§ Assignment
Set down nothing except the lines starting at the one with "What data populates" and ending at the final line of the material, each word for word.
=== Section Start ===
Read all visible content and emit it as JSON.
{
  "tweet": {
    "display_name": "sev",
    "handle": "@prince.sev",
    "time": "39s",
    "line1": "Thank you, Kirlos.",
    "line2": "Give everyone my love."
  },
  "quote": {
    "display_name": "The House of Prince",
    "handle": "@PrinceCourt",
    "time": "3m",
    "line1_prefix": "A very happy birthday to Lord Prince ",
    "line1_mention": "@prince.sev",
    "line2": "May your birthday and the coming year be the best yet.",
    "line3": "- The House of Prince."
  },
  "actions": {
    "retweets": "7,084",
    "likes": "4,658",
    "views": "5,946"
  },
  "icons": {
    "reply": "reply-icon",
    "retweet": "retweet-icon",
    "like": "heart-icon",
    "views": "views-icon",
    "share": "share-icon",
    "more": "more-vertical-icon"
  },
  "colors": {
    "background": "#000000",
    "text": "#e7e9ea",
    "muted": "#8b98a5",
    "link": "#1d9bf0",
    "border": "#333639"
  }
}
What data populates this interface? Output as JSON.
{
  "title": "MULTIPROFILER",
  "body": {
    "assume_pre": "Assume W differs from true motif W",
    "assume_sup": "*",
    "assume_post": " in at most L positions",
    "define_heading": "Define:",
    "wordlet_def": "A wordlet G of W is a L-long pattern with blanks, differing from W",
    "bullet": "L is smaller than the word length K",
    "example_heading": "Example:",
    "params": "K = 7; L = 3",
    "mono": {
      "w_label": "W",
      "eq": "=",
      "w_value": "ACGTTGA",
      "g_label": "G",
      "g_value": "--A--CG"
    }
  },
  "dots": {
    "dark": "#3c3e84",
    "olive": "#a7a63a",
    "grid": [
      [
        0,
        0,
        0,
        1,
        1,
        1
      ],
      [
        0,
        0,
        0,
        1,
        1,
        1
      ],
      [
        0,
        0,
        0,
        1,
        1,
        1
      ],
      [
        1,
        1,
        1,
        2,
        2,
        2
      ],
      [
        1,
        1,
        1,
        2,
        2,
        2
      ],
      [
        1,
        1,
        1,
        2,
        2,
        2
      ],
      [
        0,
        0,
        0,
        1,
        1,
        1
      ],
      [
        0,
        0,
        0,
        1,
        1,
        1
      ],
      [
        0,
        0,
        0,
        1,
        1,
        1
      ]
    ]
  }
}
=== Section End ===
§ Result for this exercise
What data populates this interface? Output as JSON.
{
  "title": "MULTIPROFILER",
  "body": {
    "assume_pre": "Assume W differs from true motif W",
    "assume_sup": "*",
    "assume_post": " in at most L positions",
    "define_heading": "Define:",
    "wordlet_def": "A wordlet G of W is a L-long pattern with blanks, differing from W",
    "bullet": "L is smaller than the word length K",
    "example_heading": "Example:",
    "params": "K = 7; L = 3",
    "mono": {
      "w_label": "W",
      "eq": "=",
      "w_value": "ACGTTGA",
      "g_label": "G",
      "g_value": "--A--CG"
    }
  },
  "dots": {
    "dark": "#3c3e84",
    "olive": "#a7a63a",
    "grid": [
      [
        0,
        0,
        0,
        1,
        1,
        1
      ],
      [
        0,
        0,
        0,
        1,
        1,
        1
      ],
      [
        0,
        0,
        0,
        1,
        1,
        1
      ],
      [
        1,
        1,
        1,
        2,
        2,
        2
      ],
      [
        1,
        1,
        1,
        2,
        2,
        2
      ],
      [
        1,
        1,
        1,
        2,
        2,
        2
      ],
      [
        0,
        0,
        0,
        1,
        1,
        1
      ],
      [
        0,
        0,
        0,
        1,
        1,
        1
      ],
      [
        0,
        0,
        0,
        1,
        1,
        1
      ]
    ]
  }
}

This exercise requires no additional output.